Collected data
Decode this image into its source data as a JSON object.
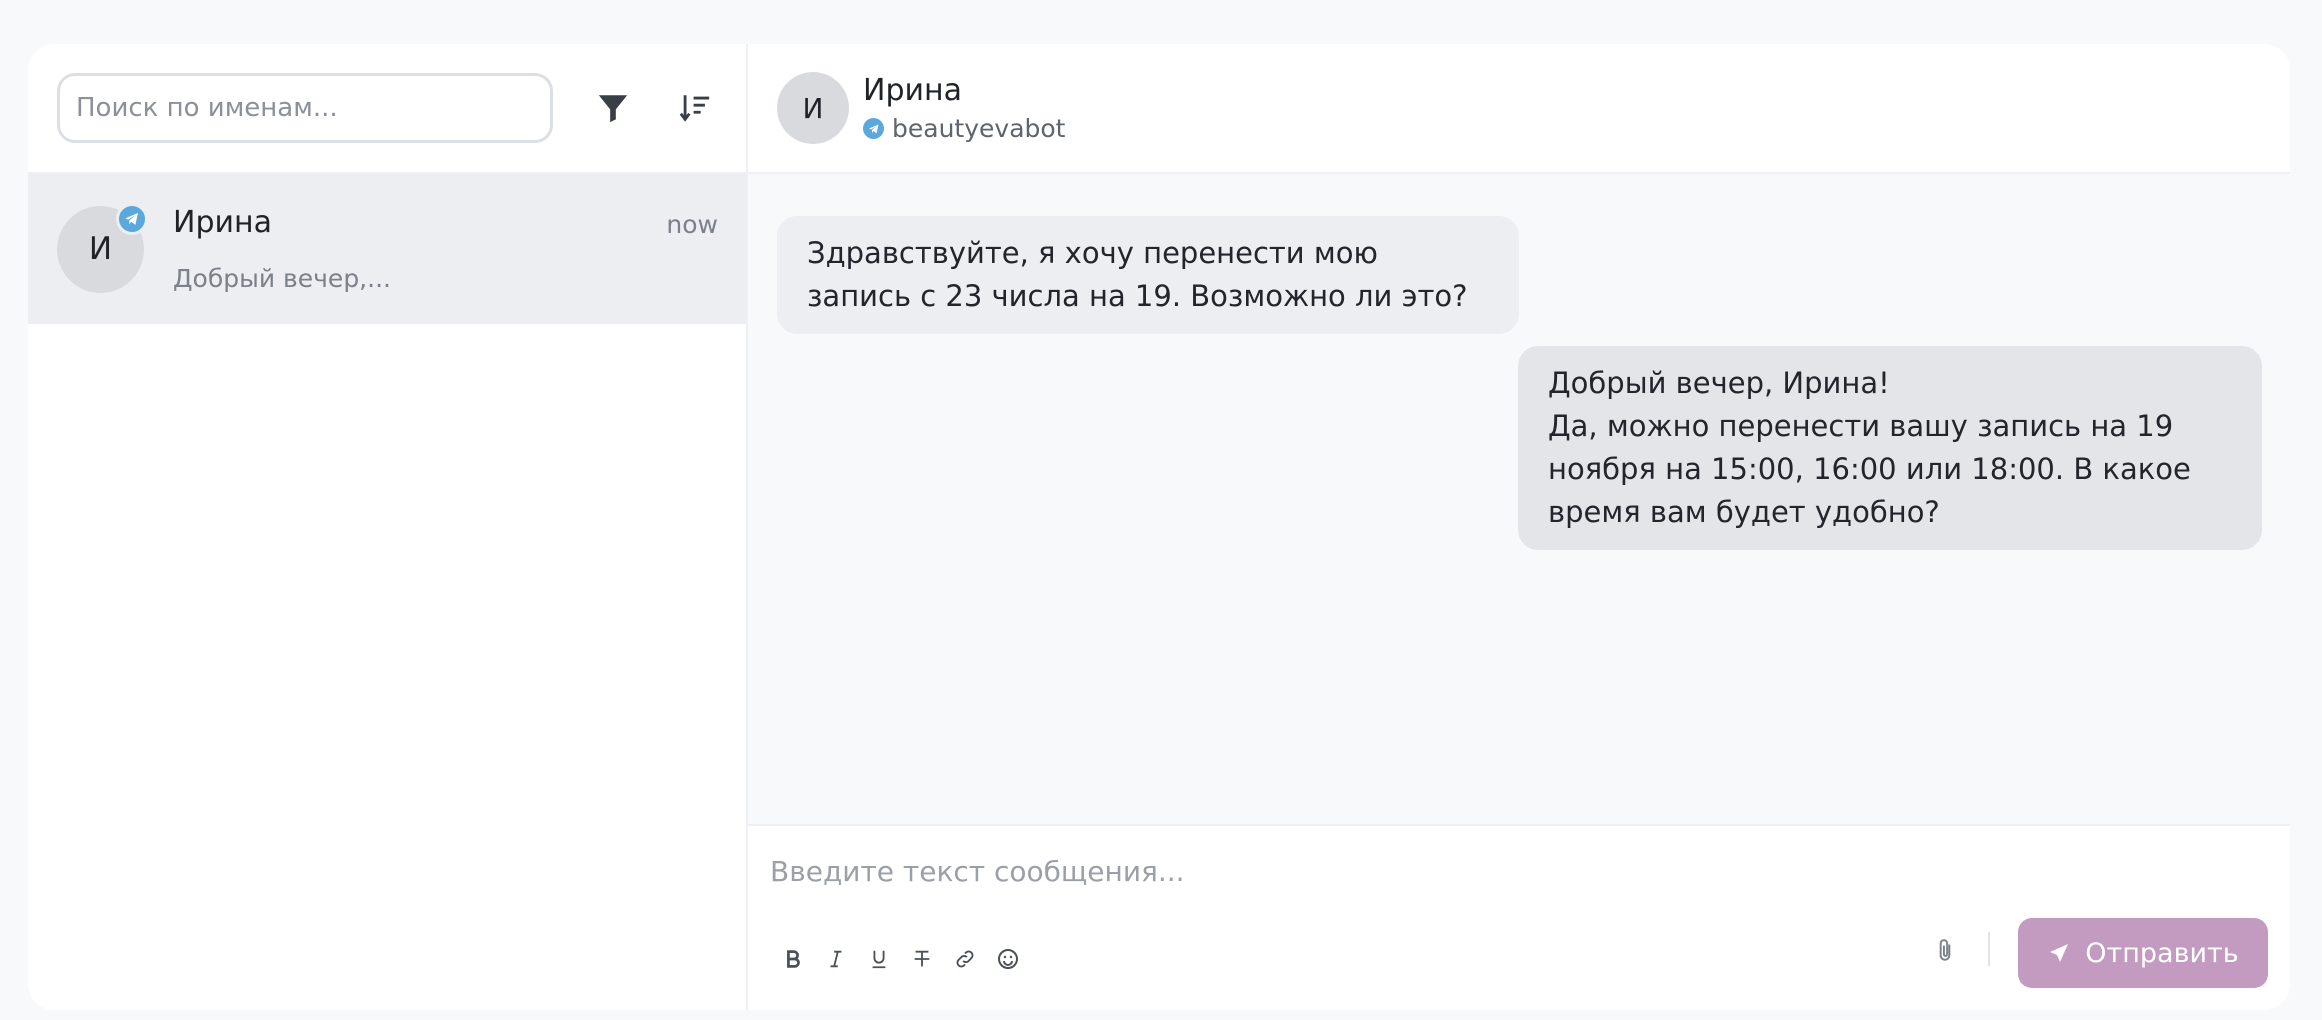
{
  "sidebar": {
    "search": {
      "placeholder": "Поиск по именам...",
      "value": ""
    },
    "filter_icon": "filter-icon",
    "sort_icon": "sort-icon",
    "chats": [
      {
        "avatar_letter": "И",
        "name": "Ирина",
        "preview": "Добрый вечер,...",
        "time": "now",
        "channel_icon": "telegram-icon"
      }
    ]
  },
  "header": {
    "avatar_letter": "И",
    "name": "Ирина",
    "channel": "beautyevabot",
    "channel_icon": "telegram-icon"
  },
  "messages": [
    {
      "direction": "incoming",
      "text": "Здравствуйте, я хочу перенести мою запись с 23 числа на 19. Возможно ли это?"
    },
    {
      "direction": "outgoing",
      "text": "Добрый вечер, Ирина!\nДа, можно перенести вашу запись на 19 ноября на 15:00, 16:00 или 18:00. В какое время вам будет удобно?"
    }
  ],
  "composer": {
    "placeholder": "Введите текст сообщения...",
    "value": "",
    "format_tools": [
      "bold-icon",
      "italic-icon",
      "underline-icon",
      "strikethrough-icon",
      "link-icon",
      "emoji-icon"
    ],
    "attach_icon": "paperclip-icon",
    "send_label": "Отправить"
  },
  "colors": {
    "accent": "#c39ac0",
    "telegram": "#5aa8dc",
    "selected_chat_bg": "#eceef1"
  }
}
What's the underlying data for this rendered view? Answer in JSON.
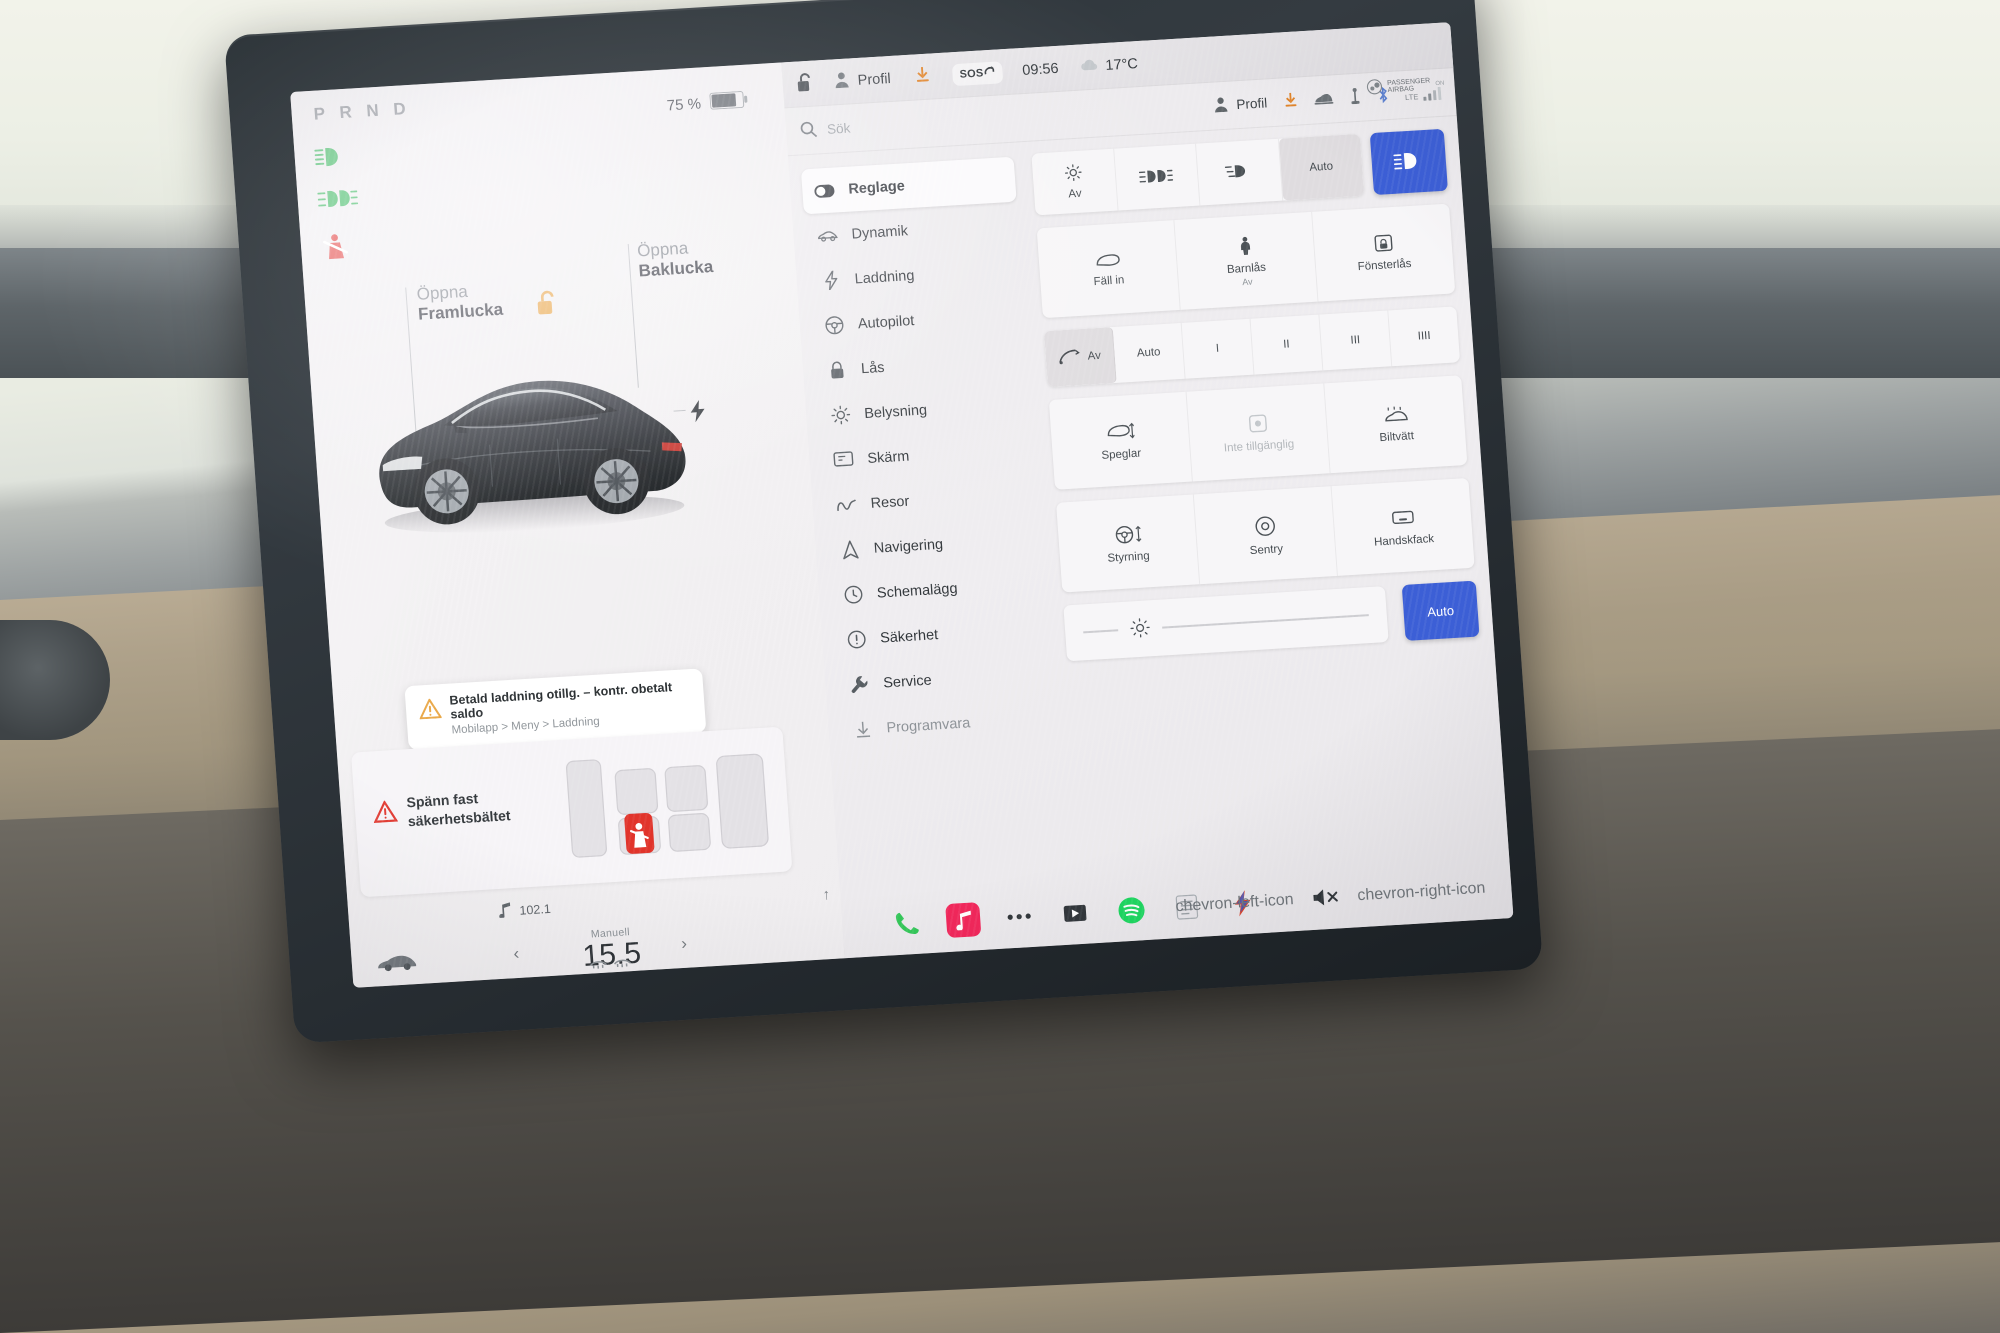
{
  "drive": {
    "prnd": "P R N D",
    "battery_percent": "75 %",
    "telltales": [
      {
        "name": "high-beam-icon",
        "color": "#25b14b"
      },
      {
        "name": "fog-light-icon",
        "color": "#25b14b"
      },
      {
        "name": "seatbelt-warning-icon",
        "color": "#e03027"
      }
    ],
    "frunk_label_1": "Öppna",
    "frunk_label_2": "Framlucka",
    "trunk_label_1": "Öppna",
    "trunk_label_2": "Baklucka",
    "alert": {
      "title": "Betald laddning otillg. – kontr. obetalt saldo",
      "subtitle": "Mobilapp > Meny > Laddning"
    },
    "belt_warning_line1": "Spänn fast",
    "belt_warning_line2": "säkerhetsbältet",
    "radio_freq": "102.1",
    "climate": {
      "mode": "Manuell",
      "temperature": "15.5",
      "left_arrow": "‹",
      "right_arrow": "›"
    }
  },
  "statusbar": {
    "lock_icon": "unlocked-padlock-icon",
    "profile": "Profil",
    "download_icon": "software-update-download-icon",
    "sos": "SOS",
    "time": "09:56",
    "outside_temp": "17°C"
  },
  "search": {
    "placeholder": "Sök",
    "profile": "Profil",
    "icons": [
      "software-update-download-icon",
      "car-connected-icon",
      "usb-icon",
      "bluetooth-icon",
      "lte-signal-icon"
    ],
    "lte_label": "LTE"
  },
  "airbag": {
    "line1": "PASSENGER",
    "line2": "AIRBAG",
    "status": "ON"
  },
  "menu": {
    "items": [
      {
        "label": "Reglage",
        "icon": "toggle-icon",
        "active": true
      },
      {
        "label": "Dynamik",
        "icon": "car-icon",
        "active": false
      },
      {
        "label": "Laddning",
        "icon": "bolt-icon",
        "active": false
      },
      {
        "label": "Autopilot",
        "icon": "steering-icon",
        "active": false
      },
      {
        "label": "Lås",
        "icon": "lock-icon",
        "active": false
      },
      {
        "label": "Belysning",
        "icon": "sun-icon",
        "active": false
      },
      {
        "label": "Skärm",
        "icon": "display-icon",
        "active": false
      },
      {
        "label": "Resor",
        "icon": "trip-icon",
        "active": false
      },
      {
        "label": "Navigering",
        "icon": "navigation-icon",
        "active": false
      },
      {
        "label": "Schemalägg",
        "icon": "clock-icon",
        "active": false
      },
      {
        "label": "Säkerhet",
        "icon": "shield-alert-icon",
        "active": false
      },
      {
        "label": "Service",
        "icon": "wrench-icon",
        "active": false
      },
      {
        "label": "Programvara",
        "icon": "download-icon",
        "active": false,
        "dim": true
      }
    ]
  },
  "tiles": {
    "lights_row": [
      {
        "label": "Av",
        "icon": "sun-brightness-icon",
        "state": "off"
      },
      {
        "label": "",
        "icon": "fog-light-icon",
        "state": "off"
      },
      {
        "label": "",
        "icon": "low-beam-icon",
        "state": "off"
      },
      {
        "label": "Auto",
        "icon": "",
        "state": "selected"
      }
    ],
    "lights_action": {
      "label": "",
      "icon": "headlight-beam-icon",
      "color": "#3c5fd6"
    },
    "doors_row": [
      {
        "label": "Fäll in",
        "sub": "",
        "icon": "fold-mirrors-icon"
      },
      {
        "label": "Barnlås",
        "sub": "Av",
        "icon": "child-lock-icon"
      },
      {
        "label": "Fönsterlås",
        "sub": "",
        "icon": "window-lock-icon"
      }
    ],
    "wiper_row": [
      {
        "label": "Av",
        "icon": "wiper-icon",
        "state": "selected"
      },
      {
        "label": "Auto",
        "icon": "",
        "state": "off"
      },
      {
        "label": "I",
        "icon": "",
        "state": "off"
      },
      {
        "label": "II",
        "icon": "",
        "state": "off"
      },
      {
        "label": "III",
        "icon": "",
        "state": "off"
      },
      {
        "label": "IIII",
        "icon": "",
        "state": "off"
      }
    ],
    "misc_rows": [
      [
        {
          "label": "Speglar",
          "icon": "mirror-adjust-icon",
          "disabled": false
        },
        {
          "label": "Inte tillgänglig",
          "icon": "unavailable-icon",
          "disabled": true
        },
        {
          "label": "Biltvätt",
          "icon": "car-wash-icon",
          "disabled": false
        }
      ],
      [
        {
          "label": "Styrning",
          "icon": "steering-adjust-icon",
          "disabled": false
        },
        {
          "label": "Sentry",
          "icon": "sentry-mode-icon",
          "disabled": false
        },
        {
          "label": "Handskfack",
          "icon": "glovebox-icon",
          "disabled": false
        }
      ]
    ],
    "brightness": {
      "icon": "brightness-icon",
      "auto_label": "Auto"
    }
  },
  "dock": {
    "items": [
      {
        "name": "phone-icon",
        "color": "#34c759"
      },
      {
        "name": "music-icon",
        "color": "#f1275b"
      },
      {
        "name": "more-icon",
        "color": "#32373b"
      },
      {
        "name": "media-icon",
        "color": "#32373b"
      },
      {
        "name": "spotify-icon",
        "color": "#1ed760"
      },
      {
        "name": "calendar-icon",
        "color": "#9aa0a5"
      },
      {
        "name": "toybox-icon",
        "color": "#d8442e"
      }
    ],
    "mute_icon": "volume-mute-icon",
    "prev_icon": "chevron-left-icon",
    "next_icon": "chevron-right-icon"
  }
}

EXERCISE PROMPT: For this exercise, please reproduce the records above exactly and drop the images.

EXERCISE ANSWER:
Decode this image into its source data as a JSON object.
{
  "sidebar": {
    "search": {
      "placeholder": "Поиск по именам...",
      "value": ""
    },
    "filter_icon": "filter-icon",
    "sort_icon": "sort-icon",
    "chats": [
      {
        "avatar_letter": "И",
        "name": "Ирина",
        "preview": "Добрый вечер,...",
        "time": "now",
        "channel_icon": "telegram-icon"
      }
    ]
  },
  "header": {
    "avatar_letter": "И",
    "name": "Ирина",
    "channel": "beautyevabot",
    "channel_icon": "telegram-icon"
  },
  "messages": [
    {
      "direction": "incoming",
      "text": "Здравствуйте, я хочу перенести мою запись с 23 числа на 19. Возможно ли это?"
    },
    {
      "direction": "outgoing",
      "text": "Добрый вечер, Ирина!\nДа, можно перенести вашу запись на 19 ноября на 15:00, 16:00 или 18:00. В какое время вам будет удобно?"
    }
  ],
  "composer": {
    "placeholder": "Введите текст сообщения...",
    "value": "",
    "format_tools": [
      "bold-icon",
      "italic-icon",
      "underline-icon",
      "strikethrough-icon",
      "link-icon",
      "emoji-icon"
    ],
    "attach_icon": "paperclip-icon",
    "send_label": "Отправить"
  },
  "colors": {
    "accent": "#c39ac0",
    "telegram": "#5aa8dc",
    "selected_chat_bg": "#eceef1"
  }
}
What's the underlying data for this rendered view? Answer in JSON.
{
  "drive": {
    "prnd": "P R N D",
    "battery_percent": "75 %",
    "telltales": [
      {
        "name": "high-beam-icon",
        "color": "#25b14b"
      },
      {
        "name": "fog-light-icon",
        "color": "#25b14b"
      },
      {
        "name": "seatbelt-warning-icon",
        "color": "#e03027"
      }
    ],
    "frunk_label_1": "Öppna",
    "frunk_label_2": "Framlucka",
    "trunk_label_1": "Öppna",
    "trunk_label_2": "Baklucka",
    "alert": {
      "title": "Betald laddning otillg. – kontr. obetalt saldo",
      "subtitle": "Mobilapp > Meny > Laddning"
    },
    "belt_warning_line1": "Spänn fast",
    "belt_warning_line2": "säkerhetsbältet",
    "radio_freq": "102.1",
    "climate": {
      "mode": "Manuell",
      "temperature": "15.5",
      "left_arrow": "‹",
      "right_arrow": "›"
    }
  },
  "statusbar": {
    "lock_icon": "unlocked-padlock-icon",
    "profile": "Profil",
    "download_icon": "software-update-download-icon",
    "sos": "SOS",
    "time": "09:56",
    "outside_temp": "17°C"
  },
  "search": {
    "placeholder": "Sök",
    "profile": "Profil",
    "icons": [
      "software-update-download-icon",
      "car-connected-icon",
      "usb-icon",
      "bluetooth-icon",
      "lte-signal-icon"
    ],
    "lte_label": "LTE"
  },
  "airbag": {
    "line1": "PASSENGER",
    "line2": "AIRBAG",
    "status": "ON"
  },
  "menu": {
    "items": [
      {
        "label": "Reglage",
        "icon": "toggle-icon",
        "active": true
      },
      {
        "label": "Dynamik",
        "icon": "car-icon",
        "active": false
      },
      {
        "label": "Laddning",
        "icon": "bolt-icon",
        "active": false
      },
      {
        "label": "Autopilot",
        "icon": "steering-icon",
        "active": false
      },
      {
        "label": "Lås",
        "icon": "lock-icon",
        "active": false
      },
      {
        "label": "Belysning",
        "icon": "sun-icon",
        "active": false
      },
      {
        "label": "Skärm",
        "icon": "display-icon",
        "active": false
      },
      {
        "label": "Resor",
        "icon": "trip-icon",
        "active": false
      },
      {
        "label": "Navigering",
        "icon": "navigation-icon",
        "active": false
      },
      {
        "label": "Schemalägg",
        "icon": "clock-icon",
        "active": false
      },
      {
        "label": "Säkerhet",
        "icon": "shield-alert-icon",
        "active": false
      },
      {
        "label": "Service",
        "icon": "wrench-icon",
        "active": false
      },
      {
        "label": "Programvara",
        "icon": "download-icon",
        "active": false,
        "dim": true
      }
    ]
  },
  "tiles": {
    "lights_row": [
      {
        "label": "Av",
        "icon": "sun-brightness-icon",
        "state": "off"
      },
      {
        "label": "",
        "icon": "fog-light-icon",
        "state": "off"
      },
      {
        "label": "",
        "icon": "low-beam-icon",
        "state": "off"
      },
      {
        "label": "Auto",
        "icon": "",
        "state": "selected"
      }
    ],
    "lights_action": {
      "label": "",
      "icon": "headlight-beam-icon",
      "color": "#3c5fd6"
    },
    "doors_row": [
      {
        "label": "Fäll in",
        "sub": "",
        "icon": "fold-mirrors-icon"
      },
      {
        "label": "Barnlås",
        "sub": "Av",
        "icon": "child-lock-icon"
      },
      {
        "label": "Fönsterlås",
        "sub": "",
        "icon": "window-lock-icon"
      }
    ],
    "wiper_row": [
      {
        "label": "Av",
        "icon": "wiper-icon",
        "state": "selected"
      },
      {
        "label": "Auto",
        "icon": "",
        "state": "off"
      },
      {
        "label": "I",
        "icon": "",
        "state": "off"
      },
      {
        "label": "II",
        "icon": "",
        "state": "off"
      },
      {
        "label": "III",
        "icon": "",
        "state": "off"
      },
      {
        "label": "IIII",
        "icon": "",
        "state": "off"
      }
    ],
    "misc_rows": [
      [
        {
          "label": "Speglar",
          "icon": "mirror-adjust-icon",
          "disabled": false
        },
        {
          "label": "Inte tillgänglig",
          "icon": "unavailable-icon",
          "disabled": true
        },
        {
          "label": "Biltvätt",
          "icon": "car-wash-icon",
          "disabled": false
        }
      ],
      [
        {
          "label": "Styrning",
          "icon": "steering-adjust-icon",
          "disabled": false
        },
        {
          "label": "Sentry",
          "icon": "sentry-mode-icon",
          "disabled": false
        },
        {
          "label": "Handskfack",
          "icon": "glovebox-icon",
          "disabled": false
        }
      ]
    ],
    "brightness": {
      "icon": "brightness-icon",
      "auto_label": "Auto"
    }
  },
  "dock": {
    "items": [
      {
        "name": "phone-icon",
        "color": "#34c759"
      },
      {
        "name": "music-icon",
        "color": "#f1275b"
      },
      {
        "name": "more-icon",
        "color": "#32373b"
      },
      {
        "name": "media-icon",
        "color": "#32373b"
      },
      {
        "name": "spotify-icon",
        "color": "#1ed760"
      },
      {
        "name": "calendar-icon",
        "color": "#9aa0a5"
      },
      {
        "name": "toybox-icon",
        "color": "#d8442e"
      }
    ],
    "mute_icon": "volume-mute-icon",
    "prev_icon": "chevron-left-icon",
    "next_icon": "chevron-right-icon"
  }
}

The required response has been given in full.